▶ [WORK INSTRUCTIONS] The records below need to be set down again exactly; their images stay out.

Dataset rows for apps and sites
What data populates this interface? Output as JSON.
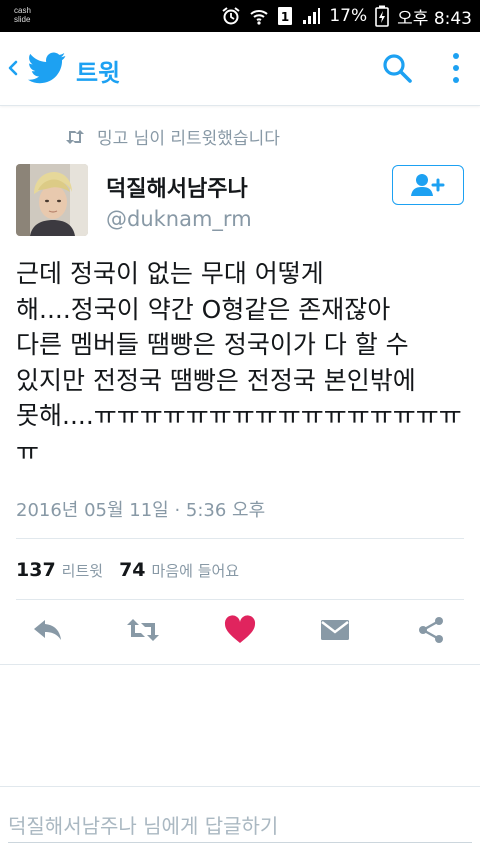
{
  "status_bar": {
    "brand": "cash\nslide",
    "battery": "17%",
    "time": "오후 8:43"
  },
  "header": {
    "title": "트윗",
    "icons": [
      "back-icon",
      "twitter-bird-icon",
      "search-icon",
      "more-vertical-icon"
    ]
  },
  "retweet_context": "밍고 님이 리트윗했습니다",
  "author": {
    "name": "덕질해서남주나",
    "handle": "@duknam_rm"
  },
  "tweet": {
    "lines": [
      "근데 정국이 없는 무대 어떻게",
      "해....정국이 약간 O형같은 존재잖아",
      "다른 멤버들 땜빵은 정국이가 다 할 수",
      "있지만 전정국 땜빵은 전정국 본인밖에",
      "못해....ㅠㅠㅠㅠㅠㅠㅠㅠㅠㅠㅠㅠㅠㅠㅠㅠ",
      "ㅠ"
    ],
    "timestamp": "2016년 05월 11일 · 5:36 오후"
  },
  "stats": {
    "retweets_count": "137",
    "retweets_label": "리트윗",
    "likes_count": "74",
    "likes_label": "마음에 들어요"
  },
  "actions": [
    "reply-icon",
    "retweet-icon",
    "heart-icon",
    "message-icon",
    "share-icon"
  ],
  "colors": {
    "accent": "#1da1f2",
    "like": "#e0245e",
    "muted": "#8899a6",
    "icon": "#8899a6"
  },
  "reply": {
    "placeholder": "덕질해서남주나 님에게 답글하기"
  }
}
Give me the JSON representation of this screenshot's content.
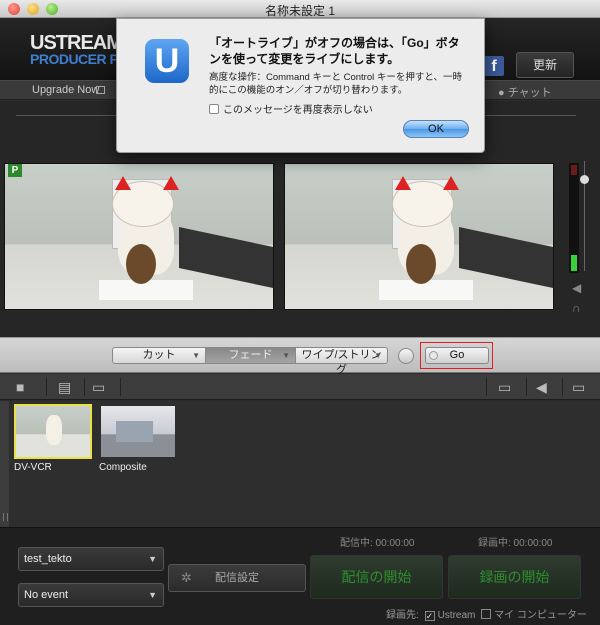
{
  "window": {
    "title": "名称未設定 1"
  },
  "header": {
    "logo_line1": "USTREAM",
    "logo_line2": "PRODUCER PRO",
    "facebook_glyph": "f",
    "update_label": "更新"
  },
  "subnav": {
    "upgrade_label": "Upgrade Now",
    "chat_label": "チャット"
  },
  "preview": {
    "program_badge": "P"
  },
  "transitions": {
    "cut_label": "カット",
    "fade_label": "フェード",
    "wipe_label": "ワイプ/ストリング",
    "go_label": "Go",
    "selected": "フェード"
  },
  "sources": [
    {
      "label": "DV-VCR",
      "selected": true
    },
    {
      "label": "Composite",
      "selected": false
    }
  ],
  "bottom": {
    "broadcast_status": "配信中: 00:00:00",
    "record_status": "録画中: 00:00:00",
    "account_value": "test_tekto",
    "event_value": "No event",
    "settings_label": "配信設定",
    "start_broadcast_label": "配信の開始",
    "start_record_label": "録画の開始",
    "destination_label": "録画先:",
    "dest_ustream_label": "Ustream",
    "dest_ustream_checked": "✓",
    "dest_computer_label": "マイ コンピューター"
  },
  "dialog": {
    "app_icon_letter": "U",
    "title": "「オートライブ」がオフの場合は、「Go」ボタンを使って変更をライブにします。",
    "body": "高度な操作：Command キーと Control キーを押すと、一時的にこの機能のオン／オフが切り替わります。",
    "checkbox_label": "このメッセージを再度表示しない",
    "ok_label": "OK"
  },
  "icons": {
    "chevron": "▼",
    "camera": "■",
    "document": "▤",
    "monitor": "▭",
    "speaker": "◀",
    "headphones": "∩",
    "gear": "✲",
    "chat": "●"
  }
}
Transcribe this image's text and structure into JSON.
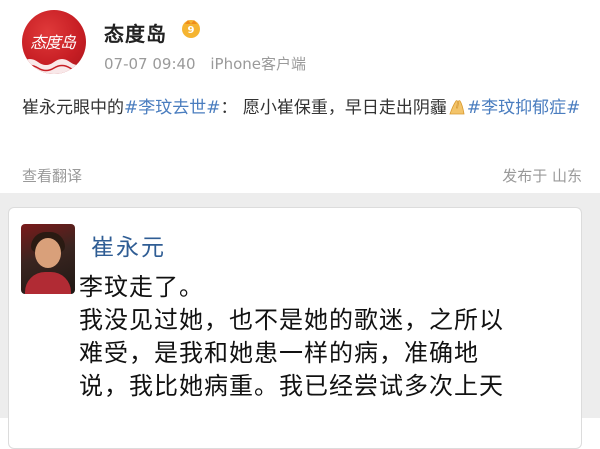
{
  "post": {
    "author": "态度岛",
    "avatar_text": "态度岛",
    "date": "07-07 09:40",
    "source": "iPhone客户端",
    "text_prefix": "崔永元眼中的",
    "hashtag_1": "#李玟去世#",
    "text_middle": "： 愿小崔保重，早日走出阴霾",
    "hashtag_2": "#李玟抑郁症#",
    "translate_link": "查看翻译",
    "location": "发布于 山东",
    "icons": {
      "author_badge": "vip-badge-icon",
      "emoji": "praying-hands-icon"
    }
  },
  "embed": {
    "author": "崔永元",
    "lines": [
      "李玟走了。",
      "我没见过她，也不是她的歌迷，之所以",
      "难受，是我和她患一样的病，准确地",
      "说，我比她病重。我已经尝试多次上天"
    ]
  },
  "colors": {
    "hashtag": "#4a7dbf",
    "avatar_red": "#c81f25",
    "inner_name": "#2f5d94"
  }
}
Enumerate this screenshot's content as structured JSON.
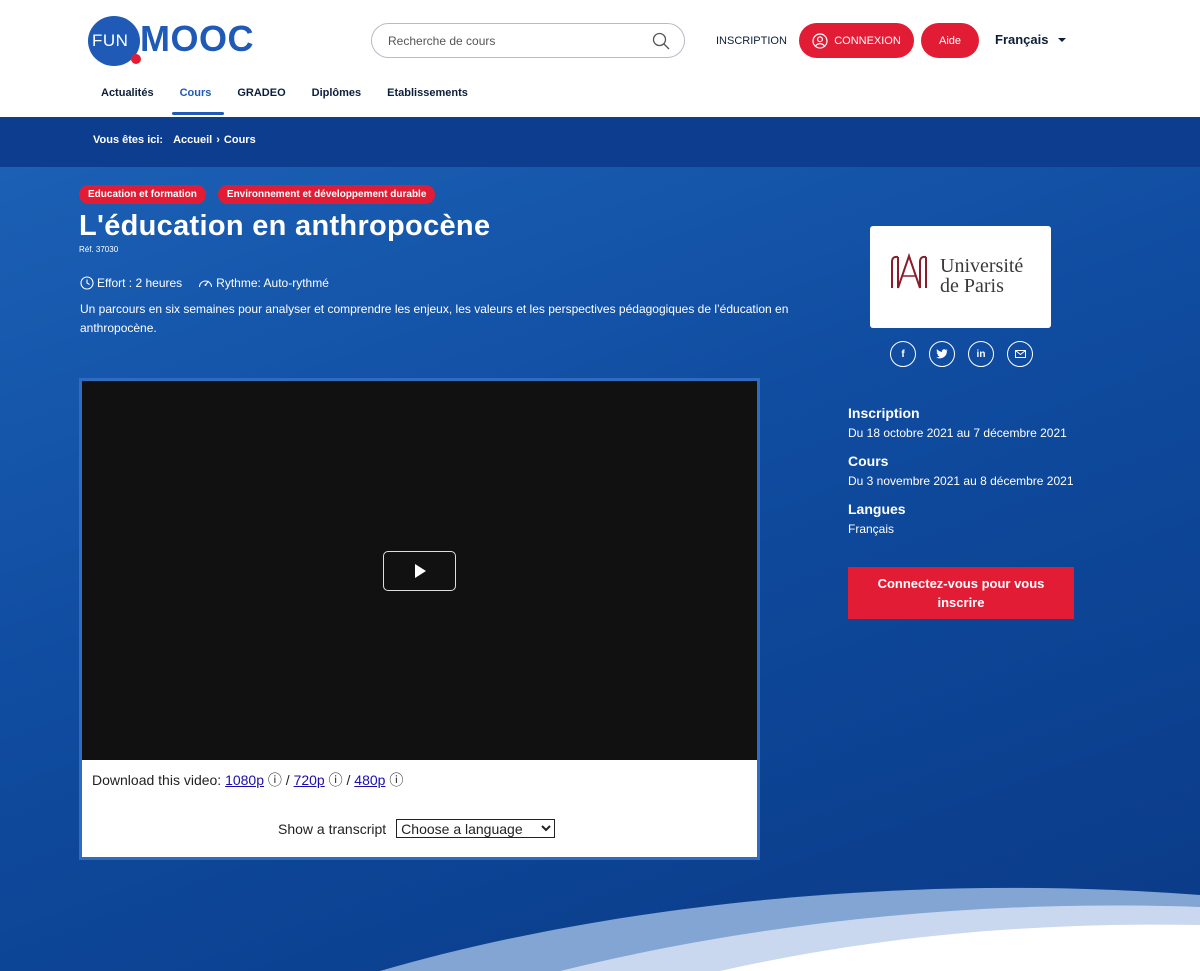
{
  "logo": {
    "fun": "FUN",
    "mooc": "MOOC"
  },
  "search": {
    "placeholder": "Recherche de cours"
  },
  "header": {
    "inscription": "INSCRIPTION",
    "connexion": "CONNEXION",
    "aide": "Aide",
    "language": "Français"
  },
  "nav": {
    "items": [
      {
        "label": "Actualités"
      },
      {
        "label": "Cours"
      },
      {
        "label": "GRADEO"
      },
      {
        "label": "Diplômes"
      },
      {
        "label": "Etablissements"
      }
    ],
    "active": "Cours"
  },
  "breadcrumb": {
    "label": "Vous êtes ici:",
    "home": "Accueil",
    "separator": "›",
    "current": "Cours"
  },
  "course": {
    "tags": [
      "Education et formation",
      "Environnement et développement durable"
    ],
    "title": "L'éducation en anthropocène",
    "ref": "Réf. 37030",
    "effort": "Effort : 2 heures",
    "rhythm": "Rythme: Auto-rythmé",
    "description": "Un parcours en six semaines pour analyser et comprendre les enjeux, les valeurs et les perspectives pédagogiques de l’éducation en anthropocène."
  },
  "video": {
    "download_label": "Download this video:",
    "q1080": "1080p",
    "q720": "720p",
    "q480": "480p",
    "info_glyph": "ⓘ",
    "slash": "/",
    "transcript_label": "Show a transcript",
    "language_select": "Choose a language"
  },
  "partner": {
    "line1": "Université",
    "line2": "de Paris"
  },
  "social": {
    "facebook": "f",
    "linkedin": "in"
  },
  "sidebar": {
    "inscription_title": "Inscription",
    "inscription_dates": "Du 18 octobre 2021 au 7 décembre 2021",
    "cours_title": "Cours",
    "cours_dates": "Du 3 novembre 2021 au 8 décembre 2021",
    "langues_title": "Langues",
    "langues_value": "Français",
    "cta": "Connectez-vous pour vous inscrire"
  },
  "colors": {
    "brand_blue": "#1e5ab6",
    "accent_red": "#e31c35",
    "band_blue": "#0c3d8f"
  }
}
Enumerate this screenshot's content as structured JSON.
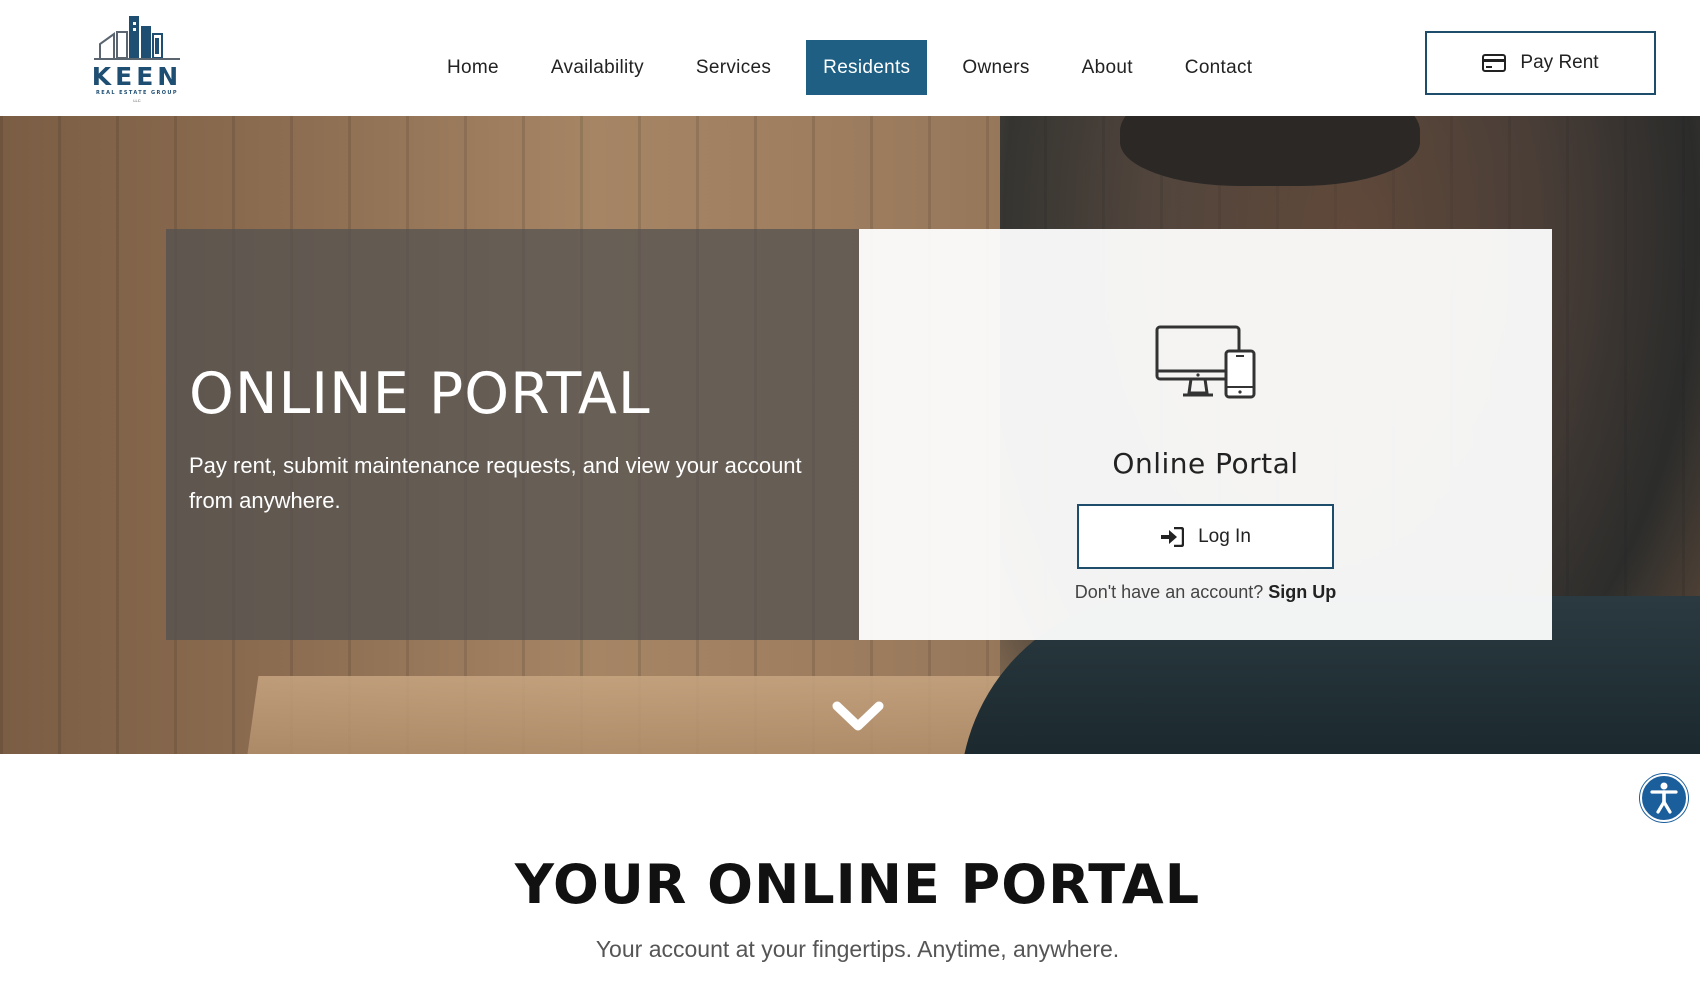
{
  "brand": {
    "wordmark": "KEEN",
    "subtitle": "REAL ESTATE GROUP",
    "suffix": "LLC",
    "color": "#1f4e73"
  },
  "nav": {
    "items": [
      {
        "label": "Home",
        "active": false
      },
      {
        "label": "Availability",
        "active": false
      },
      {
        "label": "Services",
        "active": false
      },
      {
        "label": "Residents",
        "active": true
      },
      {
        "label": "Owners",
        "active": false
      },
      {
        "label": "About",
        "active": false
      },
      {
        "label": "Contact",
        "active": false
      }
    ],
    "active_color": "#1f5f84"
  },
  "header": {
    "pay_rent_label": "Pay Rent",
    "pay_rent_icon": "credit-card-icon"
  },
  "hero": {
    "title": "ONLINE PORTAL",
    "description": "Pay rent, submit maintenance requests, and view your account from anywhere.",
    "card": {
      "icon": "devices-icon",
      "title": "Online Portal",
      "login_label": "Log In",
      "login_icon": "sign-in-icon",
      "signup_prompt": "Don't have an account?",
      "signup_link": "Sign Up"
    },
    "scroll_icon": "chevron-down-icon"
  },
  "accessibility": {
    "icon": "accessibility-icon",
    "color": "#1b5e9c"
  },
  "section": {
    "title": "YOUR ONLINE PORTAL",
    "subtitle": "Your account at your fingertips. Anytime, anywhere."
  }
}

▶ [WRITTEN RESPONSE]
What data populates this interface? Output as JSON.
{
  "status_bar": {
    "brand": "cash\nslide",
    "battery": "17%",
    "time": "오후 8:43"
  },
  "header": {
    "title": "트윗",
    "icons": [
      "back-icon",
      "twitter-bird-icon",
      "search-icon",
      "more-vertical-icon"
    ]
  },
  "retweet_context": "밍고 님이 리트윗했습니다",
  "author": {
    "name": "덕질해서남주나",
    "handle": "@duknam_rm"
  },
  "tweet": {
    "lines": [
      "근데 정국이 없는 무대 어떻게",
      "해....정국이 약간 O형같은 존재잖아",
      "다른 멤버들 땜빵은 정국이가 다 할 수",
      "있지만 전정국 땜빵은 전정국 본인밖에",
      "못해....ㅠㅠㅠㅠㅠㅠㅠㅠㅠㅠㅠㅠㅠㅠㅠㅠ",
      "ㅠ"
    ],
    "timestamp": "2016년 05월 11일 · 5:36 오후"
  },
  "stats": {
    "retweets_count": "137",
    "retweets_label": "리트윗",
    "likes_count": "74",
    "likes_label": "마음에 들어요"
  },
  "actions": [
    "reply-icon",
    "retweet-icon",
    "heart-icon",
    "message-icon",
    "share-icon"
  ],
  "colors": {
    "accent": "#1da1f2",
    "like": "#e0245e",
    "muted": "#8899a6",
    "icon": "#8899a6"
  },
  "reply": {
    "placeholder": "덕질해서남주나 님에게 답글하기"
  }
}
Give me the JSON representation of this screenshot's content.
{
  "window": {
    "title": "名称未設定 1"
  },
  "header": {
    "logo_line1": "USTREAM",
    "logo_line2": "PRODUCER PRO",
    "facebook_glyph": "f",
    "update_label": "更新"
  },
  "subnav": {
    "upgrade_label": "Upgrade Now",
    "chat_label": "チャット"
  },
  "preview": {
    "program_badge": "P"
  },
  "transitions": {
    "cut_label": "カット",
    "fade_label": "フェード",
    "wipe_label": "ワイプ/ストリング",
    "go_label": "Go",
    "selected": "フェード"
  },
  "sources": [
    {
      "label": "DV-VCR",
      "selected": true
    },
    {
      "label": "Composite",
      "selected": false
    }
  ],
  "bottom": {
    "broadcast_status": "配信中: 00:00:00",
    "record_status": "録画中: 00:00:00",
    "account_value": "test_tekto",
    "event_value": "No event",
    "settings_label": "配信設定",
    "start_broadcast_label": "配信の開始",
    "start_record_label": "録画の開始",
    "destination_label": "録画先:",
    "dest_ustream_label": "Ustream",
    "dest_ustream_checked": "✓",
    "dest_computer_label": "マイ コンピューター"
  },
  "dialog": {
    "app_icon_letter": "U",
    "title": "「オートライブ」がオフの場合は、「Go」ボタンを使って変更をライブにします。",
    "body": "高度な操作：Command キーと Control キーを押すと、一時的にこの機能のオン／オフが切り替わります。",
    "checkbox_label": "このメッセージを再度表示しない",
    "ok_label": "OK"
  },
  "icons": {
    "chevron": "▼",
    "camera": "■",
    "document": "▤",
    "monitor": "▭",
    "speaker": "◀",
    "headphones": "∩",
    "gear": "✲",
    "chat": "●"
  }
}
Transcribe this image's text and structure into JSON.
{
  "post": {
    "author": "态度岛",
    "avatar_text": "态度岛",
    "date": "07-07 09:40",
    "source": "iPhone客户端",
    "text_prefix": "崔永元眼中的",
    "hashtag_1": "#李玟去世#",
    "text_middle": "： 愿小崔保重，早日走出阴霾",
    "hashtag_2": "#李玟抑郁症#",
    "translate_link": "查看翻译",
    "location": "发布于 山东",
    "icons": {
      "author_badge": "vip-badge-icon",
      "emoji": "praying-hands-icon"
    }
  },
  "embed": {
    "author": "崔永元",
    "lines": [
      "李玟走了。",
      "我没见过她，也不是她的歌迷，之所以",
      "难受，是我和她患一样的病，准确地",
      "说，我比她病重。我已经尝试多次上天"
    ]
  },
  "colors": {
    "hashtag": "#4a7dbf",
    "avatar_red": "#c81f25",
    "inner_name": "#2f5d94"
  }
}
Enumerate this screenshot's content as structured JSON.
{
  "logo": {
    "fun": "FUN",
    "mooc": "MOOC"
  },
  "search": {
    "placeholder": "Recherche de cours"
  },
  "header": {
    "inscription": "INSCRIPTION",
    "connexion": "CONNEXION",
    "aide": "Aide",
    "language": "Français"
  },
  "nav": {
    "items": [
      {
        "label": "Actualités"
      },
      {
        "label": "Cours"
      },
      {
        "label": "GRADEO"
      },
      {
        "label": "Diplômes"
      },
      {
        "label": "Etablissements"
      }
    ],
    "active": "Cours"
  },
  "breadcrumb": {
    "label": "Vous êtes ici:",
    "home": "Accueil",
    "separator": "›",
    "current": "Cours"
  },
  "course": {
    "tags": [
      "Education et formation",
      "Environnement et développement durable"
    ],
    "title": "L'éducation en anthropocène",
    "ref": "Réf. 37030",
    "effort": "Effort : 2 heures",
    "rhythm": "Rythme: Auto-rythmé",
    "description": "Un parcours en six semaines pour analyser et comprendre les enjeux, les valeurs et les perspectives pédagogiques de l’éducation en anthropocène."
  },
  "video": {
    "download_label": "Download this video:",
    "q1080": "1080p",
    "q720": "720p",
    "q480": "480p",
    "info_glyph": "ⓘ",
    "slash": "/",
    "transcript_label": "Show a transcript",
    "language_select": "Choose a language"
  },
  "partner": {
    "line1": "Université",
    "line2": "de Paris"
  },
  "social": {
    "facebook": "f",
    "linkedin": "in"
  },
  "sidebar": {
    "inscription_title": "Inscription",
    "inscription_dates": "Du 18 octobre 2021 au 7 décembre 2021",
    "cours_title": "Cours",
    "cours_dates": "Du 3 novembre 2021 au 8 décembre 2021",
    "langues_title": "Langues",
    "langues_value": "Français",
    "cta": "Connectez-vous pour vous inscrire"
  },
  "colors": {
    "brand_blue": "#1e5ab6",
    "accent_red": "#e31c35",
    "band_blue": "#0c3d8f"
  }
}
Enumerate this screenshot's content as structured JSON.
{
  "brand": {
    "wordmark": "KEEN",
    "subtitle": "REAL ESTATE GROUP",
    "suffix": "LLC",
    "color": "#1f4e73"
  },
  "nav": {
    "items": [
      {
        "label": "Home",
        "active": false
      },
      {
        "label": "Availability",
        "active": false
      },
      {
        "label": "Services",
        "active": false
      },
      {
        "label": "Residents",
        "active": true
      },
      {
        "label": "Owners",
        "active": false
      },
      {
        "label": "About",
        "active": false
      },
      {
        "label": "Contact",
        "active": false
      }
    ],
    "active_color": "#1f5f84"
  },
  "header": {
    "pay_rent_label": "Pay Rent",
    "pay_rent_icon": "credit-card-icon"
  },
  "hero": {
    "title": "ONLINE PORTAL",
    "description": "Pay rent, submit maintenance requests, and view your account from anywhere.",
    "card": {
      "icon": "devices-icon",
      "title": "Online Portal",
      "login_label": "Log In",
      "login_icon": "sign-in-icon",
      "signup_prompt": "Don't have an account?",
      "signup_link": "Sign Up"
    },
    "scroll_icon": "chevron-down-icon"
  },
  "accessibility": {
    "icon": "accessibility-icon",
    "color": "#1b5e9c"
  },
  "section": {
    "title": "YOUR ONLINE PORTAL",
    "subtitle": "Your account at your fingertips. Anytime, anywhere."
  }
}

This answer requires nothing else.